- Aim of the exercise -
Report, in full, each line of the material below in which the string "header" occurs.

- Entries provided -
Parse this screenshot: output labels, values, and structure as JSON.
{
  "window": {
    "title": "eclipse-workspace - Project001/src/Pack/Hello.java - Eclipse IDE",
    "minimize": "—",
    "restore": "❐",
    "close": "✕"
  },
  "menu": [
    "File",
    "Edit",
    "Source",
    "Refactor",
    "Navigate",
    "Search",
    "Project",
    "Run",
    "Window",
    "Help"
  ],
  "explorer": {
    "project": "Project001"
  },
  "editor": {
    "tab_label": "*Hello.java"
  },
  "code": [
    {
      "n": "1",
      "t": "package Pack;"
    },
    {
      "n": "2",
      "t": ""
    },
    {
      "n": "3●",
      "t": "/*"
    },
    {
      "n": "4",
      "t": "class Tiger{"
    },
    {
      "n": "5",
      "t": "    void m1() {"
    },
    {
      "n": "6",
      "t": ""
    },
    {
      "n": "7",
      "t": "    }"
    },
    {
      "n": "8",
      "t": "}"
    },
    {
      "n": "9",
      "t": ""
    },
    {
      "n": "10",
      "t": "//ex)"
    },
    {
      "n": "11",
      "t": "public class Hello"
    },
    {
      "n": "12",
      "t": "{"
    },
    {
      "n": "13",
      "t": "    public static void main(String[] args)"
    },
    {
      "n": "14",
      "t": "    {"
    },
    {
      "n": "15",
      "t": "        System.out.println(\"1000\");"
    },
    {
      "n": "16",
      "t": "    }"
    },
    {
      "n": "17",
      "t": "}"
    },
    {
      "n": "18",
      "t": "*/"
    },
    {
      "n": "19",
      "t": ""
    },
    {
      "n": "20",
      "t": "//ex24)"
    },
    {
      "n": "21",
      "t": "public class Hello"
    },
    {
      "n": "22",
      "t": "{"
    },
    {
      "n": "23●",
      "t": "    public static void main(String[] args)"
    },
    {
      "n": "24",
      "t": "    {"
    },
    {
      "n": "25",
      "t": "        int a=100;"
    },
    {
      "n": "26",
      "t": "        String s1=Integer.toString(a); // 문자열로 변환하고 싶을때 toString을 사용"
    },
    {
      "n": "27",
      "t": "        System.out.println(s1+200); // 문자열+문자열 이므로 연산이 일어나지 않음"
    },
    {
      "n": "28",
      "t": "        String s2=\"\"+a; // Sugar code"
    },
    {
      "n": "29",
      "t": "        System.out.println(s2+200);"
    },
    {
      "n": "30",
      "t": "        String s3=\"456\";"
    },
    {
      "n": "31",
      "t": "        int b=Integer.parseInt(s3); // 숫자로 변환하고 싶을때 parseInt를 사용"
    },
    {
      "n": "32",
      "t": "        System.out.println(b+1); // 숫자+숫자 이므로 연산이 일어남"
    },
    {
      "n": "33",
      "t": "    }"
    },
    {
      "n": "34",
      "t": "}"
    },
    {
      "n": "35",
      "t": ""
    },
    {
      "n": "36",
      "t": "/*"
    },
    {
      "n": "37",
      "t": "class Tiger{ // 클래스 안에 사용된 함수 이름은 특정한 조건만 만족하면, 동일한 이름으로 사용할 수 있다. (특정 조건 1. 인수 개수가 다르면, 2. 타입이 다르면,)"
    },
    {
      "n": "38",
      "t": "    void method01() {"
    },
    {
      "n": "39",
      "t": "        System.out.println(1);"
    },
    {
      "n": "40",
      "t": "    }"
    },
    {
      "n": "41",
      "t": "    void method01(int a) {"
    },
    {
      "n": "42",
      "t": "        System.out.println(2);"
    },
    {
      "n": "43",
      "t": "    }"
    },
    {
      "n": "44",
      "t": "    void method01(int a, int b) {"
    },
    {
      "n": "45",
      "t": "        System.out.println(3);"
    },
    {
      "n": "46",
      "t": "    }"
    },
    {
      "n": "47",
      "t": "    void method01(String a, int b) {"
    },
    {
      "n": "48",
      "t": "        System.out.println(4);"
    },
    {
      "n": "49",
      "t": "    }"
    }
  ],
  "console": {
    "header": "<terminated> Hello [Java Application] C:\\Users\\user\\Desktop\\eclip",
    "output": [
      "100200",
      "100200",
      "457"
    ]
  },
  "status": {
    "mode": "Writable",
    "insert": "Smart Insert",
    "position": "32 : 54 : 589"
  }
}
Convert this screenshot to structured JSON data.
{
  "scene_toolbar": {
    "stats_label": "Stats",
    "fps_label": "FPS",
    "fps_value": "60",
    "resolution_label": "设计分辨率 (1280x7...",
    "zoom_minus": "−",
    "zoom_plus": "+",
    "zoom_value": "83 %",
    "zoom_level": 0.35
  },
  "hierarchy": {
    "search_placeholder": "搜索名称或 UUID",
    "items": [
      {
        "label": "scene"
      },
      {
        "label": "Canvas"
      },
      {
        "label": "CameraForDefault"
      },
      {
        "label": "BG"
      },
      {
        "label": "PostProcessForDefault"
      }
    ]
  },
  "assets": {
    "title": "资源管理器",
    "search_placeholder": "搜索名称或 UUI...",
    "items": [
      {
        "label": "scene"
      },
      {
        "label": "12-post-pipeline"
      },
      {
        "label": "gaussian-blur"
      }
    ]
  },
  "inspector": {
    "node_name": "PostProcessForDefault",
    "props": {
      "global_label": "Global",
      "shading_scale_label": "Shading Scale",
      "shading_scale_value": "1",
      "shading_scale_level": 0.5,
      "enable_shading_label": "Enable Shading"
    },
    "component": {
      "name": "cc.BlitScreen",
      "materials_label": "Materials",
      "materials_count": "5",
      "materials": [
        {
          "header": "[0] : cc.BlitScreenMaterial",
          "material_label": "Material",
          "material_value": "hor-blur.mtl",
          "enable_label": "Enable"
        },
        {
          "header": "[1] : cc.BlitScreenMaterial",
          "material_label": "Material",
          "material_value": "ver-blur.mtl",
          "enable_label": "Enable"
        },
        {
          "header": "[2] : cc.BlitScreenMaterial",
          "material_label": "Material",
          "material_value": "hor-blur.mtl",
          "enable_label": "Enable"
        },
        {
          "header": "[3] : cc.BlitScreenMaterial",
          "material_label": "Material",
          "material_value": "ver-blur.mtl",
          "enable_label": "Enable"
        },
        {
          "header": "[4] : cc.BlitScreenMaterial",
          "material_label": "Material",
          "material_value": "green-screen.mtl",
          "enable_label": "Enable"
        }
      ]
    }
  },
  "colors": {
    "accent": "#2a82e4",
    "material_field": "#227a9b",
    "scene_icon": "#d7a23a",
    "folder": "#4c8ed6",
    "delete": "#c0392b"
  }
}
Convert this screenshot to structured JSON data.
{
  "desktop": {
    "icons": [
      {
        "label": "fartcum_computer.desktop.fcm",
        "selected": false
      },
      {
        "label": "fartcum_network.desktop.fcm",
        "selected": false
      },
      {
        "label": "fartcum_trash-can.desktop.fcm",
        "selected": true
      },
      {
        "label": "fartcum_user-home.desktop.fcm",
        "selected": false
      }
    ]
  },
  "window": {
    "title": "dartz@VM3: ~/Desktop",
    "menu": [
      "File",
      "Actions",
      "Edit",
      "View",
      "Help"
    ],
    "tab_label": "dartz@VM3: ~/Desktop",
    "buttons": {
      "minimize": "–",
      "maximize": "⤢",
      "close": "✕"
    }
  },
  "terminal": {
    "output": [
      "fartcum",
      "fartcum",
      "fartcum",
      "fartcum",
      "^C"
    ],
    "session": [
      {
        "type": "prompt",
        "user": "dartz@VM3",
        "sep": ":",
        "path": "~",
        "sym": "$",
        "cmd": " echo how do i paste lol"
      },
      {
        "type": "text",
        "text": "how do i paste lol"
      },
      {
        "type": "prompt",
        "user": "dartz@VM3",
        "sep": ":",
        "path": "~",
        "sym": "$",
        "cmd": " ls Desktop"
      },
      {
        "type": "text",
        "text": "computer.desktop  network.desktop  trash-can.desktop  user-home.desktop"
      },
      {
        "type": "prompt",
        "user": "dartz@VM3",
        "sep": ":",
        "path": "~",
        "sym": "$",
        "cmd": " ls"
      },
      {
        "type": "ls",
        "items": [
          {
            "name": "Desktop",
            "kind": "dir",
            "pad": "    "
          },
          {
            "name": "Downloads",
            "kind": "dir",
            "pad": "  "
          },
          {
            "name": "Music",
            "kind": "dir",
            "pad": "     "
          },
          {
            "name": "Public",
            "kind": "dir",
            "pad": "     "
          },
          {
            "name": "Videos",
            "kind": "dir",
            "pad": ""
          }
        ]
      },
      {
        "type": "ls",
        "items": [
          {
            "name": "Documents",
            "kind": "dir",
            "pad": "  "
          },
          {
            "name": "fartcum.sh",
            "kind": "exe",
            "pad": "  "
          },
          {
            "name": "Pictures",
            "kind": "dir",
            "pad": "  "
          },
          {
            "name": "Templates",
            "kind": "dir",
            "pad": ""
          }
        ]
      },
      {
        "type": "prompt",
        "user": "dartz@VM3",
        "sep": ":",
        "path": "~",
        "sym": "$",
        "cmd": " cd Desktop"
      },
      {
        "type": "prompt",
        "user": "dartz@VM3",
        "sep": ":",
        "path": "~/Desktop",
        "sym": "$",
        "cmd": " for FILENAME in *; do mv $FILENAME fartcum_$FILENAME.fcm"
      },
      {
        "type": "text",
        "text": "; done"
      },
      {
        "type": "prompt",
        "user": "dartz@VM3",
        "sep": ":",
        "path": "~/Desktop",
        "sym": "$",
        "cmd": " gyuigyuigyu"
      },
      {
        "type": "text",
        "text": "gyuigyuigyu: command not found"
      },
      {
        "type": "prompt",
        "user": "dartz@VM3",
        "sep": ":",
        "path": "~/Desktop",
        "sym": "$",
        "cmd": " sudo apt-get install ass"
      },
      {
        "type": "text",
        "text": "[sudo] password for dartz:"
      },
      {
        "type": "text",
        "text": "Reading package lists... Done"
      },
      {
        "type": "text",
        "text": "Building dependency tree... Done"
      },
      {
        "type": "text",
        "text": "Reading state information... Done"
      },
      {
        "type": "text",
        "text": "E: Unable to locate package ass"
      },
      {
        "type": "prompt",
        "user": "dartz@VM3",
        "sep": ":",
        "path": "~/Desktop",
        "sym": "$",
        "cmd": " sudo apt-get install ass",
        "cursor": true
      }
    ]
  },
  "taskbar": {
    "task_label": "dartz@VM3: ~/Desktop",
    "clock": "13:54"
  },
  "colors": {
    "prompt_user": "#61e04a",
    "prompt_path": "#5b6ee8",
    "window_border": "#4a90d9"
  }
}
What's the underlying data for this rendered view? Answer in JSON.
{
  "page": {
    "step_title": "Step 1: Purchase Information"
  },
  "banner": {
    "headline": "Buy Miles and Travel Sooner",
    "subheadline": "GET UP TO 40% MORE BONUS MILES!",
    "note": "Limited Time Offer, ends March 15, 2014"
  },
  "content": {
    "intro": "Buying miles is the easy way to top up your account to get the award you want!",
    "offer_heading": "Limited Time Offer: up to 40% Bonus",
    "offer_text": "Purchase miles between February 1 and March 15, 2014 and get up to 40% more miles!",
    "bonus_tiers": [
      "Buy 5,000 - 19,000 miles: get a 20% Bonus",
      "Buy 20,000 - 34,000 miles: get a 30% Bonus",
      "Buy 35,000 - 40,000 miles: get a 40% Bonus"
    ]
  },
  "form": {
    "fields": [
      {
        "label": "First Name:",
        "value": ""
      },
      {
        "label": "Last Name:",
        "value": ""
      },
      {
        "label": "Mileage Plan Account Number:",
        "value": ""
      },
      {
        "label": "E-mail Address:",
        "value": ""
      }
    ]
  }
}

- Task response -
    "header": "<terminated> Hello [Java Application] C:\\Users\\user\\Desktop\\eclip",
          "header": "[0] : cc.BlitScreenMaterial",
          "header": "[1] : cc.BlitScreenMaterial",
          "header": "[2] : cc.BlitScreenMaterial",
          "header": "[3] : cc.BlitScreenMaterial",
          "header": "[4] : cc.BlitScreenMaterial",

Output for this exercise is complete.